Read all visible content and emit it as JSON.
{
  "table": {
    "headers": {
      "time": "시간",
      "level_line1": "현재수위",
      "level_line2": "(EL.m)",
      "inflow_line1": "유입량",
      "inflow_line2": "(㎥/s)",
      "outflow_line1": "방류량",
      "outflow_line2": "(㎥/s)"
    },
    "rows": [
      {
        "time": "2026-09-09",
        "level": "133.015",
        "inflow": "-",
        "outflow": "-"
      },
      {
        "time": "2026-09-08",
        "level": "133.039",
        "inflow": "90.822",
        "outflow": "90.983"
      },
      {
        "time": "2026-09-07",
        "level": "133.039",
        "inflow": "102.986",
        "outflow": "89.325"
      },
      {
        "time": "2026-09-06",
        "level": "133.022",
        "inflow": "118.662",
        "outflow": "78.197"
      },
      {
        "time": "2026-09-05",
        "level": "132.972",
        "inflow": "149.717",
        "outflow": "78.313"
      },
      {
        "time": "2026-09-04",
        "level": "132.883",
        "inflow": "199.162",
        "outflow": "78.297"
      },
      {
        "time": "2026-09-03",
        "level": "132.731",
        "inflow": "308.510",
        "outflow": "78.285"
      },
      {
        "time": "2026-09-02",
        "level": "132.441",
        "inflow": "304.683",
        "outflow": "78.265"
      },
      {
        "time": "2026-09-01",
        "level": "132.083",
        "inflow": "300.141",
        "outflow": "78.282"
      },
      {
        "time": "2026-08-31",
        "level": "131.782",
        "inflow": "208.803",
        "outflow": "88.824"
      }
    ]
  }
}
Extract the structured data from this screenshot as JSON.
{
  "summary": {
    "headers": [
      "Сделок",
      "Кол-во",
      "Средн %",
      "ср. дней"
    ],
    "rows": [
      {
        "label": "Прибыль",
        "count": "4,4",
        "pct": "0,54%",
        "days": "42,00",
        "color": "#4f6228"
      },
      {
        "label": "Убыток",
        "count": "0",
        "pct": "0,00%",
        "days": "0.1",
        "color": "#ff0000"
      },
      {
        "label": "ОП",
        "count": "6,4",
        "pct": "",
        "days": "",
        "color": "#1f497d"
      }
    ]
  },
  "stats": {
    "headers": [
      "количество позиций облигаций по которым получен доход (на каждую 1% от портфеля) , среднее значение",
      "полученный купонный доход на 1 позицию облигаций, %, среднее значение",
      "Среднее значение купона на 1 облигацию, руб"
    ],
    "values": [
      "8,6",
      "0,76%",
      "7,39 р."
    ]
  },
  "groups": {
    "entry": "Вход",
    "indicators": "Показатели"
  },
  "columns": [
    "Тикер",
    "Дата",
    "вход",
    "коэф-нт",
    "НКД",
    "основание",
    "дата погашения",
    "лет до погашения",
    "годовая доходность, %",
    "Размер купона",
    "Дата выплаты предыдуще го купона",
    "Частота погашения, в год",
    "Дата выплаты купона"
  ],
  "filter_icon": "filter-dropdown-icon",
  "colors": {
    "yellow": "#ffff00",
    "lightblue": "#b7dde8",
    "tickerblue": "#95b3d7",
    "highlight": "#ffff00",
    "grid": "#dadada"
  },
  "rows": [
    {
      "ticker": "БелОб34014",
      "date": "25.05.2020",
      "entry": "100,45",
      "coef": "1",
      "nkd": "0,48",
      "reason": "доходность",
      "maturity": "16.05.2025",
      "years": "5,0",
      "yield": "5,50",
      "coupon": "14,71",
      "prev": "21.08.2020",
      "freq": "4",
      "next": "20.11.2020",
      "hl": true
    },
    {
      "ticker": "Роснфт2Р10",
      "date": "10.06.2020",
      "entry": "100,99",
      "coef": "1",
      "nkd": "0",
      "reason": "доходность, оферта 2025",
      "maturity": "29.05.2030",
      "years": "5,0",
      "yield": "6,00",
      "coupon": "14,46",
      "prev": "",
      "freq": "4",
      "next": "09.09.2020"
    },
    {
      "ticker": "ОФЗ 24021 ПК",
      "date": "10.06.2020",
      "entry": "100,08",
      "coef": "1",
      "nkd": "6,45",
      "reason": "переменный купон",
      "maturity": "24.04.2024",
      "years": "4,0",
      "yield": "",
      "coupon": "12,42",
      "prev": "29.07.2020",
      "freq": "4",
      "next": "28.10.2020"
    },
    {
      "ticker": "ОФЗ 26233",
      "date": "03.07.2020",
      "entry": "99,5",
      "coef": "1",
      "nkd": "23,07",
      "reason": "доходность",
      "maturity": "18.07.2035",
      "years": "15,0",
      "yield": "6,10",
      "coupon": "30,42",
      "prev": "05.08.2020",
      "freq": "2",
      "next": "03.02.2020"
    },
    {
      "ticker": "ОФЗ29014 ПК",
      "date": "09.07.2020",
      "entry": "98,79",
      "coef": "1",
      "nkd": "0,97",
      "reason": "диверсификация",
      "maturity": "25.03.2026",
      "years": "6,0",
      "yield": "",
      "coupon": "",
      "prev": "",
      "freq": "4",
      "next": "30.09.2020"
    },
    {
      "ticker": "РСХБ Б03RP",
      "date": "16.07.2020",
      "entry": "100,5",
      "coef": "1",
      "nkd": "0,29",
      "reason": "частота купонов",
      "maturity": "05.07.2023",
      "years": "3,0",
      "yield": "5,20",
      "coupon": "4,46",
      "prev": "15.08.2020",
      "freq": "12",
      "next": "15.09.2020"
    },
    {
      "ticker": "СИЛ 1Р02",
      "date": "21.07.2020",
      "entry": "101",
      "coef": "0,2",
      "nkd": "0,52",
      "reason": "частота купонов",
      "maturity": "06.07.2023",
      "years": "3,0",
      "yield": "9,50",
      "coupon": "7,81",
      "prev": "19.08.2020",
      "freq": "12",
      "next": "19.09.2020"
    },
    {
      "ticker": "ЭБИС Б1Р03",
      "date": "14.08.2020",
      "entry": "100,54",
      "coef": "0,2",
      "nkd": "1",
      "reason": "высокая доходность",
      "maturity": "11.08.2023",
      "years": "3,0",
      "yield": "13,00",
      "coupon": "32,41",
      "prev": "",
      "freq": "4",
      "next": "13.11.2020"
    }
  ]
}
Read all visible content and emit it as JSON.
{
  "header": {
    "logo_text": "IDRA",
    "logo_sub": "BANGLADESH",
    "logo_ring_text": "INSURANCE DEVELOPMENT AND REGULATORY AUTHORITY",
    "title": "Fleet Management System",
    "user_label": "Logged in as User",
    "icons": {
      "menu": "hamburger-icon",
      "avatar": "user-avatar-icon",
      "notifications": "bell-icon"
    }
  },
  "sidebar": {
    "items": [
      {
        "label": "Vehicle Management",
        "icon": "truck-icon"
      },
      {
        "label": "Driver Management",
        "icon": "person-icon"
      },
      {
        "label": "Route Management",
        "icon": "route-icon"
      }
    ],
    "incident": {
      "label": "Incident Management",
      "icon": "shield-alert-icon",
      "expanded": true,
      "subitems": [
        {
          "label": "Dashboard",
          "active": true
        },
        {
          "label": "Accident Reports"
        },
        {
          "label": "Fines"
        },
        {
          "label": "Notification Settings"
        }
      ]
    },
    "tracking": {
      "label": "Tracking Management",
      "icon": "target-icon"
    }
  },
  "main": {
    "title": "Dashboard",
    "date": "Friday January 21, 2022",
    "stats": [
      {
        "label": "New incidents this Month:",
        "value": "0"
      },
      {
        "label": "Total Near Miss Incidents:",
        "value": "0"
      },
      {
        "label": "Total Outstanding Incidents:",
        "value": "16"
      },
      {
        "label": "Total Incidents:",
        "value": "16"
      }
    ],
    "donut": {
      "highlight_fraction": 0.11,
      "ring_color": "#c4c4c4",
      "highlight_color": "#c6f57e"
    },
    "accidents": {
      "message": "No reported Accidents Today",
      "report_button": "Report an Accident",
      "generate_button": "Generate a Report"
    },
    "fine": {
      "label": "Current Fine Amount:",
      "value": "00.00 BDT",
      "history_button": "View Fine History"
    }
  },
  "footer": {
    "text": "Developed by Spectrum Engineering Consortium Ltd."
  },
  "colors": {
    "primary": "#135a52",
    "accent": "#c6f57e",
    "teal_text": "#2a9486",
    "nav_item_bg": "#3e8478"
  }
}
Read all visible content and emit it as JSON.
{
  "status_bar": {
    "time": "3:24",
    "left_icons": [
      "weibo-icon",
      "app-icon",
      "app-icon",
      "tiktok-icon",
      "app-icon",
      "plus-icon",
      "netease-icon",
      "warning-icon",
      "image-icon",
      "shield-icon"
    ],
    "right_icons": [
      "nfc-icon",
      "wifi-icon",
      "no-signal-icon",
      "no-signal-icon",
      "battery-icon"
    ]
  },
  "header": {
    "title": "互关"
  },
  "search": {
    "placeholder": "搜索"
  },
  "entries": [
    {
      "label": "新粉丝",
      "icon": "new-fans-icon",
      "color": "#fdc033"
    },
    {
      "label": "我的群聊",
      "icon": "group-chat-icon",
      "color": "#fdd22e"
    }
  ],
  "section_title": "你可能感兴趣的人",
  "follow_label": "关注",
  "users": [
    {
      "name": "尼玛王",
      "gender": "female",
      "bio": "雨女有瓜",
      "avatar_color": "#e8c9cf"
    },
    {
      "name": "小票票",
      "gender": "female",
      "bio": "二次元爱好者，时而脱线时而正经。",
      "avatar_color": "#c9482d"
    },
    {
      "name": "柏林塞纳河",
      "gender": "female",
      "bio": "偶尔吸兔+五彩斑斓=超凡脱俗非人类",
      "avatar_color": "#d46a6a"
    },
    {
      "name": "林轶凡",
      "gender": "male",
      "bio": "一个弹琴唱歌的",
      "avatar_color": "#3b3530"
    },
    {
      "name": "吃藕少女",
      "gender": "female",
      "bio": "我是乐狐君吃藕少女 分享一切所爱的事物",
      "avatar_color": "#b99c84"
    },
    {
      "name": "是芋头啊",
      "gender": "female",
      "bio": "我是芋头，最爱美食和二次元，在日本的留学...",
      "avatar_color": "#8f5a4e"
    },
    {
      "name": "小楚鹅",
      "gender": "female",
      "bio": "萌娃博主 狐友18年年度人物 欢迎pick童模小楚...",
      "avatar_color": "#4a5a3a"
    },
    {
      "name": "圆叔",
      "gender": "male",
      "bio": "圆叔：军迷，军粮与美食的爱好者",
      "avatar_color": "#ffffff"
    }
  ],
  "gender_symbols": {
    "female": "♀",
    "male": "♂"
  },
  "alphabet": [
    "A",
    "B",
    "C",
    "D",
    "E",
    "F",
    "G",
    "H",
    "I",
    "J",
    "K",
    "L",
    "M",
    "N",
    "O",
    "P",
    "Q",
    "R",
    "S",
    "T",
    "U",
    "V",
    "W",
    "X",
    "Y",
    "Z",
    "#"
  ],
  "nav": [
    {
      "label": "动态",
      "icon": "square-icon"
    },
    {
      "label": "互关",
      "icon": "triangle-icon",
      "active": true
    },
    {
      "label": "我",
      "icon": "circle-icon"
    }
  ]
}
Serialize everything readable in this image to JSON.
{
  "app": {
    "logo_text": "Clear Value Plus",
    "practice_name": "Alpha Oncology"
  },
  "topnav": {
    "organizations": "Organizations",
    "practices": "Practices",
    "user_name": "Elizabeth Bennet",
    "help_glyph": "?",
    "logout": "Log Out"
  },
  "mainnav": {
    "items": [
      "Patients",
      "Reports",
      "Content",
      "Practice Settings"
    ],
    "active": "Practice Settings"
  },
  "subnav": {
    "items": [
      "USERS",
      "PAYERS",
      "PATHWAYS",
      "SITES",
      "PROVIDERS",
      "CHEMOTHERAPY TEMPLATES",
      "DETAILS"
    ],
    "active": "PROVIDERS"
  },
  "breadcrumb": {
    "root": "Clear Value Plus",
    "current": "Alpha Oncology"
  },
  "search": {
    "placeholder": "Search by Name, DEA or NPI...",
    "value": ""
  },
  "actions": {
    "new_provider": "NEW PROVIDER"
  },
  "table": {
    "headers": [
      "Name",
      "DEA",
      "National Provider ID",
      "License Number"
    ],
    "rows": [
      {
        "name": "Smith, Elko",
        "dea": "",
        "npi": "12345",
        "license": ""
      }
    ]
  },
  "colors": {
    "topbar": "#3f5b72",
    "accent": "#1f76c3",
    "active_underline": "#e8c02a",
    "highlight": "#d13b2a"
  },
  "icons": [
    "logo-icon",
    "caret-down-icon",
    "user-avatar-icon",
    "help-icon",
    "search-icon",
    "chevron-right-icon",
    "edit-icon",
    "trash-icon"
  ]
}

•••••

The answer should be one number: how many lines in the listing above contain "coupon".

8